Nissan has recalled over 1,800 Infiniti SUVs in the United States after discovering a possible problem that may cause the vehicles’ airbags to be defective. According to the company, the problem may cause the airbag to send shrapnel flying into the passenger compartment when it is activated.
The National Highway Traffic Safety Administration (NHTSA) issued a notice about the Nissan Infiniti recall on Friday morning, which applies to some 2013 model QX56 SUVs and the 2014 QX80. According to Nissan, the Infiniti airbag inflators were manufactured with an incorrect outer baffler part, which may induce a prolonged build-up of pressure and cause the inflator to rupture if the driver’s airbag was ever deployed. According to a federal auto safety agent, this could potentially cause serious injury to the occupants of the vehicle, as metal fragments would be sent flying throughout the interior of the car.
General Motors already recalled approximately 33,000 Cruze model compact cars in June of this year after discovering the same problem. The Takata Corporation, the manufacturer of the defective airbag, has released a statement saying that the only vehicles affected are those already recalled by Nissan and GM.

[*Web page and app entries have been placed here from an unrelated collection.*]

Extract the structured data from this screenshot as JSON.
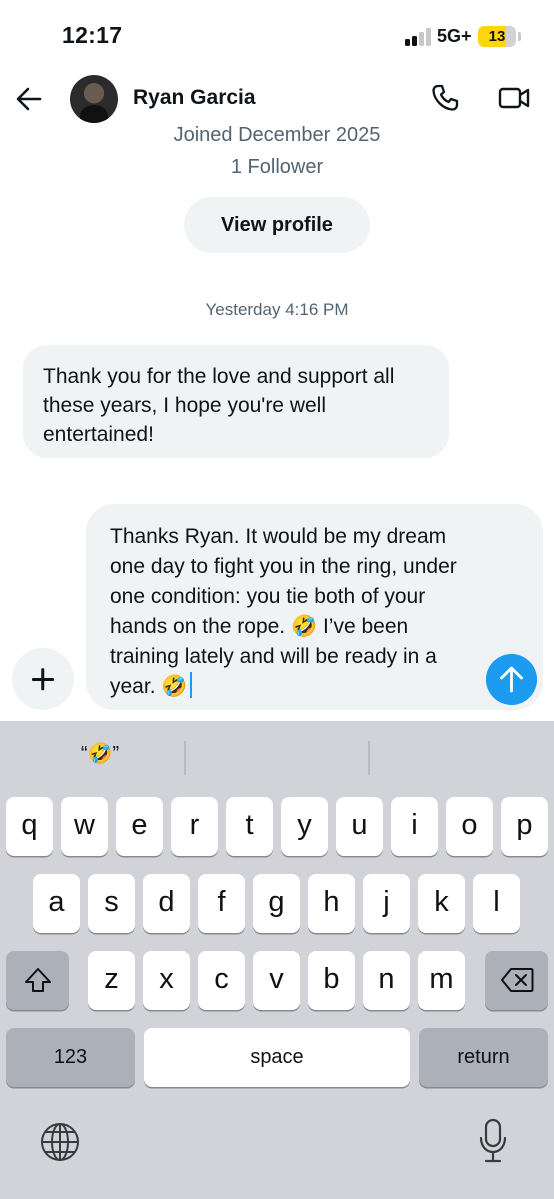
{
  "status_bar": {
    "time": "12:17",
    "network": "5G+",
    "battery": "13"
  },
  "header": {
    "name": "Ryan Garcia"
  },
  "profile": {
    "joined": "Joined December 2025",
    "followers": "1 Follower",
    "view_profile_label": "View profile"
  },
  "conversation": {
    "timestamp": "Yesterday 4:16 PM",
    "messages": [
      {
        "direction": "incoming",
        "text": "Thank you for the love and support all these years, I hope you're well entertained!"
      }
    ]
  },
  "composer": {
    "text": "Thanks Ryan. It would be my dream one day to fight you in the ring, under one condition: you tie both of your hands on the rope. 🤣 I’ve been training lately and will be ready in a year. 🤣"
  },
  "keyboard": {
    "suggestion": "“🤣”",
    "row1": [
      "q",
      "w",
      "e",
      "r",
      "t",
      "y",
      "u",
      "i",
      "o",
      "p"
    ],
    "row2": [
      "a",
      "s",
      "d",
      "f",
      "g",
      "h",
      "j",
      "k",
      "l"
    ],
    "row3": [
      "z",
      "x",
      "c",
      "v",
      "b",
      "n",
      "m"
    ],
    "numbers_label": "123",
    "space_label": "space",
    "return_label": "return"
  },
  "colors": {
    "accent": "#1d9bf0",
    "bubble": "#eff3f4",
    "muted_text": "#536471",
    "battery": "#ffd60a",
    "keyboard_bg": "#d1d3d9"
  }
}
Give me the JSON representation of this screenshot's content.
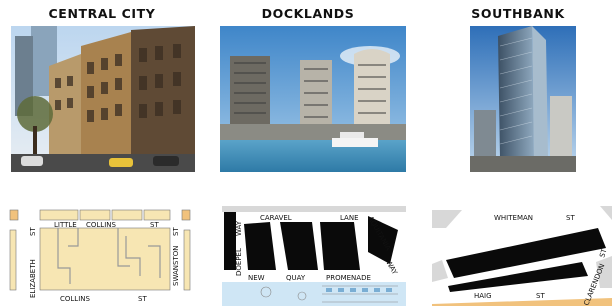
{
  "panels": [
    {
      "title": "CENTRAL CITY",
      "photo": "victorian-streetscape-photo",
      "map_labels": {
        "little": "LITTLE",
        "collins_top": "COLLINS",
        "st_top": "ST",
        "st_left": "ST",
        "elizabeth": "ELIZABETH",
        "swanston": "SWANSTON",
        "st_right": "ST",
        "collins_bottom": "COLLINS",
        "st_bottom": "ST"
      }
    },
    {
      "title": "DOCKLANDS",
      "photo": "waterfront-towers-photo",
      "map_labels": {
        "caravel": "CARAVEL",
        "lane": "LANE",
        "aquitania": "AQUITANIA",
        "way_right": "WAY",
        "way_left": "WAY",
        "doepel": "DOEPEL",
        "new": "NEW",
        "quay": "QUAY",
        "promenade": "PROMENADE"
      }
    },
    {
      "title": "SOUTHBANK",
      "photo": "glass-tower-photo",
      "map_labels": {
        "whiteman": "WHITEMAN",
        "st_top": "ST",
        "st_side": "ST",
        "haig": "HAIG",
        "st_bottom": "ST",
        "clarendon": "CLARENDON"
      }
    }
  ],
  "colors": {
    "block_cream": "#f7e6b3",
    "block_black": "#0a0a0a",
    "water_blue": "#cfe6f5",
    "plaza_orange": "#f1c27d",
    "grey_edge": "#d8d8d8"
  }
}
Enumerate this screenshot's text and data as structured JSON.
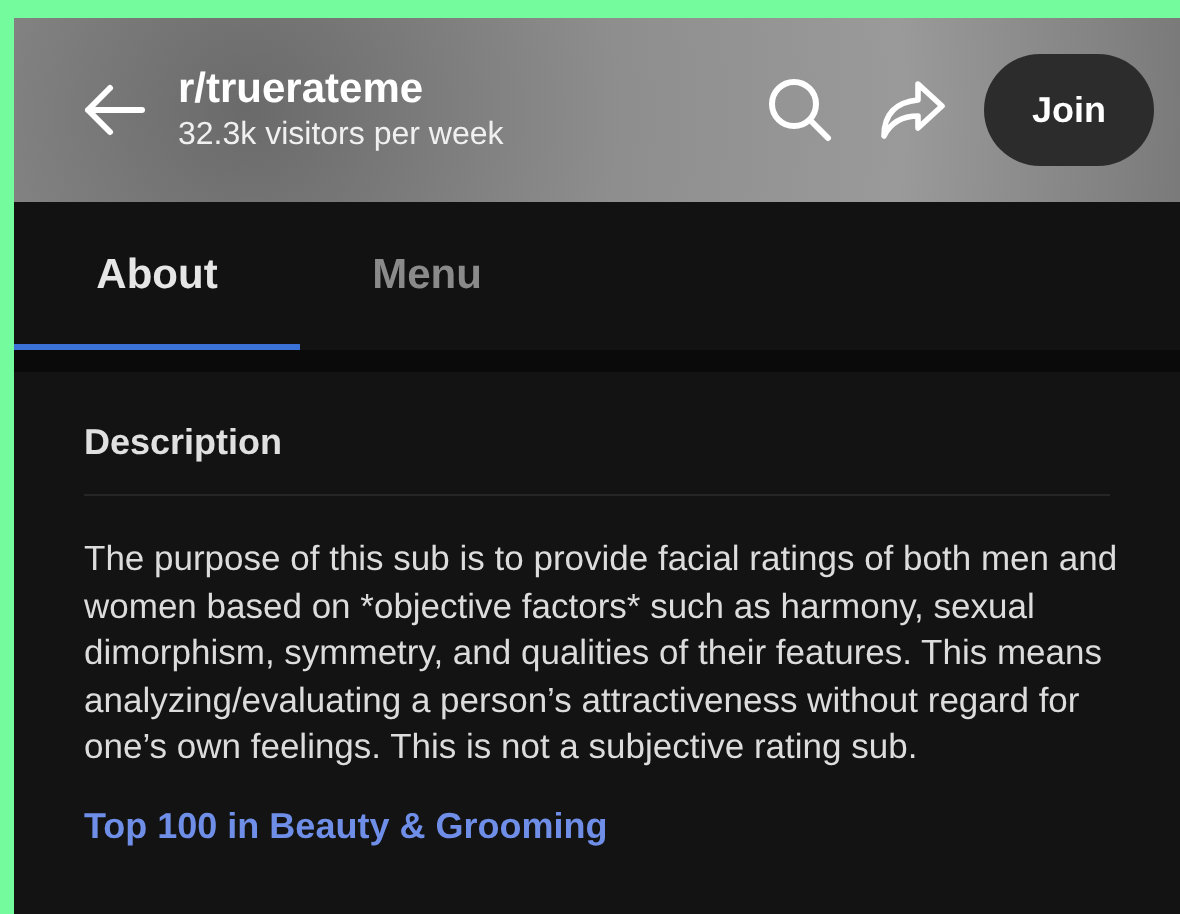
{
  "header": {
    "title": "r/truerateme",
    "subtitle": "32.3k visitors per week",
    "join_label": "Join"
  },
  "tabs": [
    {
      "label": "About",
      "selected": true
    },
    {
      "label": "Menu",
      "selected": false
    }
  ],
  "section": {
    "heading": "Description",
    "body": "The purpose of this sub is to provide facial ratings of both men and women based on *objective factors* such as harmony, sexual dimorphism, symmetry, and qualities of their features. This means analyzing/evaluating a person’s attractiveness without regard for one’s own feelings. This is not a subjective rating sub.",
    "link": "Top 100 in Beauty & Grooming"
  }
}
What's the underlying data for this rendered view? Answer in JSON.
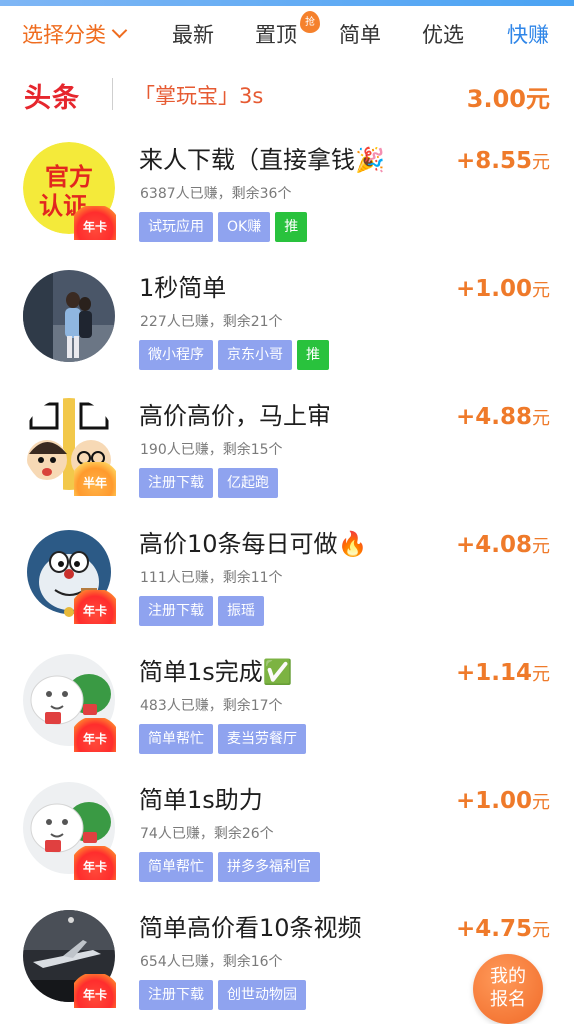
{
  "tabs": [
    {
      "label": "选择分类"
    },
    {
      "label": "最新"
    },
    {
      "label": "置顶",
      "badge": "抢"
    },
    {
      "label": "简单"
    },
    {
      "label": "优选"
    },
    {
      "label": "快赚"
    }
  ],
  "headline": {
    "logo": "头条",
    "text": "「掌玩宝」3s",
    "price": "3.00元"
  },
  "tasks": [
    {
      "title": "来人下载（直接拿钱🎉",
      "meta": "6387人已赚，剩余36个",
      "tags": [
        "试玩应用",
        "OK赚"
      ],
      "push": "推",
      "reward": "+8.55",
      "unit": "元",
      "badge": "年卡",
      "avatar_text": "官方认证"
    },
    {
      "title": "1秒简单",
      "meta": "227人已赚，剩余21个",
      "tags": [
        "微小程序",
        "京东小哥"
      ],
      "push": "推",
      "reward": "+1.00",
      "unit": "元",
      "badge": "",
      "avatar_text": ""
    },
    {
      "title": "高价高价，马上审",
      "meta": "190人已赚，剩余15个",
      "tags": [
        "注册下载",
        "亿起跑"
      ],
      "push": "",
      "reward": "+4.88",
      "unit": "元",
      "badge": "半年",
      "avatar_text": ""
    },
    {
      "title": "高价10条每日可做🔥",
      "meta": "111人已赚，剩余11个",
      "tags": [
        "注册下载",
        "振瑶"
      ],
      "push": "",
      "reward": "+4.08",
      "unit": "元",
      "badge": "年卡",
      "avatar_text": ""
    },
    {
      "title": "简单1s完成✅",
      "meta": "483人已赚，剩余17个",
      "tags": [
        "简单帮忙",
        "麦当劳餐厅"
      ],
      "push": "",
      "reward": "+1.14",
      "unit": "元",
      "badge": "年卡",
      "avatar_text": ""
    },
    {
      "title": "简单1s助力",
      "meta": "74人已赚，剩余26个",
      "tags": [
        "简单帮忙",
        "拼多多福利官"
      ],
      "push": "",
      "reward": "+1.00",
      "unit": "元",
      "badge": "年卡",
      "avatar_text": ""
    },
    {
      "title": "简单高价看10条视频",
      "meta": "654人已赚，剩余16个",
      "tags": [
        "注册下载",
        "创世动物园"
      ],
      "push": "",
      "reward": "+4.75",
      "unit": "元",
      "badge": "年卡",
      "avatar_text": ""
    }
  ],
  "float_button": {
    "line1": "我的",
    "line2": "报名"
  },
  "colors": {
    "accent": "#ef7a2a",
    "tag": "#8fa3ef",
    "push": "#29c23d",
    "link": "#2f86e8",
    "logo": "#e6262d"
  }
}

The Infiniti recall remains separate from an earlier recall which covered at least eight million U.S. vehicles, also due to a potentially defective Takata airbag. The recall was due to the potential for prolonged exposure to high humidity, which can cause an inflator malfunction and an explosion that is much more powerful than was originally intended when the airbag is activated.
The humidity issue is currently being investigated by the NHTSA, which may expand the size of the recall. Currently, it covers vehicles from 10 separate manufacturers. Lawmakers have claimed that the defective airbag has already caused four deaths and say that there may be up to 30 million defective airbags in U.S. vehicles currently on the road. Lawmakers are also fighting to expand the recall to a nationwide scale after some manufacturers have limited their recalls to specific high-humidity areas.
Takata is the world’s second largest airbag manufacturer and lays claim to 22 percent of the global market. The Infiniti recall is just the latest problem for the Tokyo-based company, which has struggled with ongoing issues since 2001, when Japanese auto company Izuzu reported that an airbag had exploded in an Izuzu Rodeo.
The company’s problems may soon get worse. The NHTSA has begun to question Takata about why the Nissan Infiniti and other vehicles are being produced with defective airbags and has submitted over 36 separate requests for data on possible production mistakes, as well as any lawsuits or reports of injuries and/or deaths that it may have received. The company has until December to provide the requested information or it may be charged with fines of up to $7,000 per day.
A Takata spokesman has stated that the company intends to cooperate and is working hard to provide the requested information in due time. It has already given several explanations for defective airbags, including improper welding, defective stamping equipment, humid conditions at its Mexico factory and an incorrect amount of generant, which is used to produce the gas that causes the airbag to inflate.
By Mathew Channer